“For the past 20 years or more, certified dietitians have used this as an educational tool for some clients to help manage weight,” she said.
“It’s a good tool to show the difference in how calories contribute to energy in the diet and how those calories are burned.
“Expanding that to a poster on a public health nutrition message, that’s a whole different thing.
“We really need high-quality research to show that spreading this message really does reduce the incidence of chronic diseases that occur in the population.”
Promote healthy lifestyles
Dr. Cooper said exercise should be seen as part of a healthy lifestyle with a range of benefits beyond burning calories.
“We really need to get back to the Australian Dietary Guidelines messages, which emphasize the appropriateness of some form of exercise every day.
“[As well as burning calories] It can treat a lot of other things – it reduces stress, increases lean muscle mass, increases metabolic rate. “
Dr. Cooper was also not sure if the labels would motivate people to get more exercise.
“People work at many different levels,” she said.
“There is no evidence to prove that.
“Even the researchers proposing this strategy acknowledge that there is an evidence gap and there is certainly more research to be done before we can establish a public health policy on this.”
No need to feel guilty about food
Dr. Cooper said the occasional chocolate bar or cake should be something people can do without feeling guilty or feeling the need to make up immediately by exercising.
“That’s healthy food, isn’t it? Healthy eating, as we know from the Australian Dietary Guidelines, is sometimes eating foods that don’t fit the health food guideline panels.”

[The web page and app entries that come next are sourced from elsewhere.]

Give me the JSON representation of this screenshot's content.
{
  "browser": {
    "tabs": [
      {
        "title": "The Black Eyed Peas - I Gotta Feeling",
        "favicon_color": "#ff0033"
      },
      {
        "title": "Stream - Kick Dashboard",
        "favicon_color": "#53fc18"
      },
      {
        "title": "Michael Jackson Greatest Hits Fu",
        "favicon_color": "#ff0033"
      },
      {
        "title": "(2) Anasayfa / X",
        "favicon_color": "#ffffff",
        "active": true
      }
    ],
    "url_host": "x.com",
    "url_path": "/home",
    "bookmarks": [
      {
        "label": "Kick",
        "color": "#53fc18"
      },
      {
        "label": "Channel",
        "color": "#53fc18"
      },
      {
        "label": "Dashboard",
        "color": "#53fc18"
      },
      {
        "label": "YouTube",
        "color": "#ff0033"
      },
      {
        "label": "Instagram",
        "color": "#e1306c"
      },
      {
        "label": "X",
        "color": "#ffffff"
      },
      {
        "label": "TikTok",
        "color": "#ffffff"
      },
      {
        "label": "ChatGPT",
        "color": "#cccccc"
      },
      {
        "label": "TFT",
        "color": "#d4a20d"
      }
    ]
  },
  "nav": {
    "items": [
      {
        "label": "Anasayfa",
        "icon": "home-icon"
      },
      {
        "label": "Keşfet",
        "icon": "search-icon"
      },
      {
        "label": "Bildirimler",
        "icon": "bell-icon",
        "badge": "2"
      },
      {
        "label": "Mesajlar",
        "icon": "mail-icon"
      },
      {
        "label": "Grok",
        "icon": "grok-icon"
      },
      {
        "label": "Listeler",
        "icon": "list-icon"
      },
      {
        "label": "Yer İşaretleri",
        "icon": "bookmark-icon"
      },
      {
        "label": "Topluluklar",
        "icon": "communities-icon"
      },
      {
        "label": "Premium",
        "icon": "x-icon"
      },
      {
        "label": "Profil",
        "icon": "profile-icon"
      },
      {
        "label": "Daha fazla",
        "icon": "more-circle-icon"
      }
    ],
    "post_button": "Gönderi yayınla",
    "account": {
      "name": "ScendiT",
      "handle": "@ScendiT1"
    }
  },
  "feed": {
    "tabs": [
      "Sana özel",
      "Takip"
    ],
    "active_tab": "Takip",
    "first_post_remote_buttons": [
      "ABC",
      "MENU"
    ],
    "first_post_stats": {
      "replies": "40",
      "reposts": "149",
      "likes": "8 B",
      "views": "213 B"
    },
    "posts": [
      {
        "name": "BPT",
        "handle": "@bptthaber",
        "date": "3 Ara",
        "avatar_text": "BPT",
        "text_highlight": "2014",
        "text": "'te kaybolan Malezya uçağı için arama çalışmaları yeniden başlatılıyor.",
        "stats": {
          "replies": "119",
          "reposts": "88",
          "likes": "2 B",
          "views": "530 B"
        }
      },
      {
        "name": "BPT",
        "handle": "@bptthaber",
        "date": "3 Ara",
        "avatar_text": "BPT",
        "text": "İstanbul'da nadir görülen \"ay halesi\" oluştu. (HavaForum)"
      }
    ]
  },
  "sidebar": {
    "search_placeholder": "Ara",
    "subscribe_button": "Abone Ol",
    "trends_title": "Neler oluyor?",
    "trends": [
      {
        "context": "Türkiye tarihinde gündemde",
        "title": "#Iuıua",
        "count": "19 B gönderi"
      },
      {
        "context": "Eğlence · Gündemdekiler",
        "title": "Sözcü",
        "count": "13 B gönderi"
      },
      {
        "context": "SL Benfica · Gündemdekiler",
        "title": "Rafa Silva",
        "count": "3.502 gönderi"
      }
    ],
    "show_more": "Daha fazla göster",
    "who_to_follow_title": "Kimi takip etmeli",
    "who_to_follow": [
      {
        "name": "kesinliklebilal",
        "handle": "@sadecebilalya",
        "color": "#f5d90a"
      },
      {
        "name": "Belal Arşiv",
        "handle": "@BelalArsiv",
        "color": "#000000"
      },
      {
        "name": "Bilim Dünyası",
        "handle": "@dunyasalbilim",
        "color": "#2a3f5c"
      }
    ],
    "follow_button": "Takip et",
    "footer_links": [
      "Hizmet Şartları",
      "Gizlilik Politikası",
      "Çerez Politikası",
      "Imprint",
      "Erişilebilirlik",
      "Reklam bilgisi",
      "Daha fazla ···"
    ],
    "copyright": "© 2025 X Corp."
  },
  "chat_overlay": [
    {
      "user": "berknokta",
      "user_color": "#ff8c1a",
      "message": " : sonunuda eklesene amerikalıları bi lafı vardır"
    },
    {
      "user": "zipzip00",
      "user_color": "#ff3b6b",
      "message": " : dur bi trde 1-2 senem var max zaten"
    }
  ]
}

Professor Daly agreed that no single strategy is likely to reduce the number of people who are overweight or obese.
“I think there are a lot of things we can do,” Professor Daly said.
“We need all the information and strategies we can try and help the public make these decisions, considering that most of us are overweight or obese.”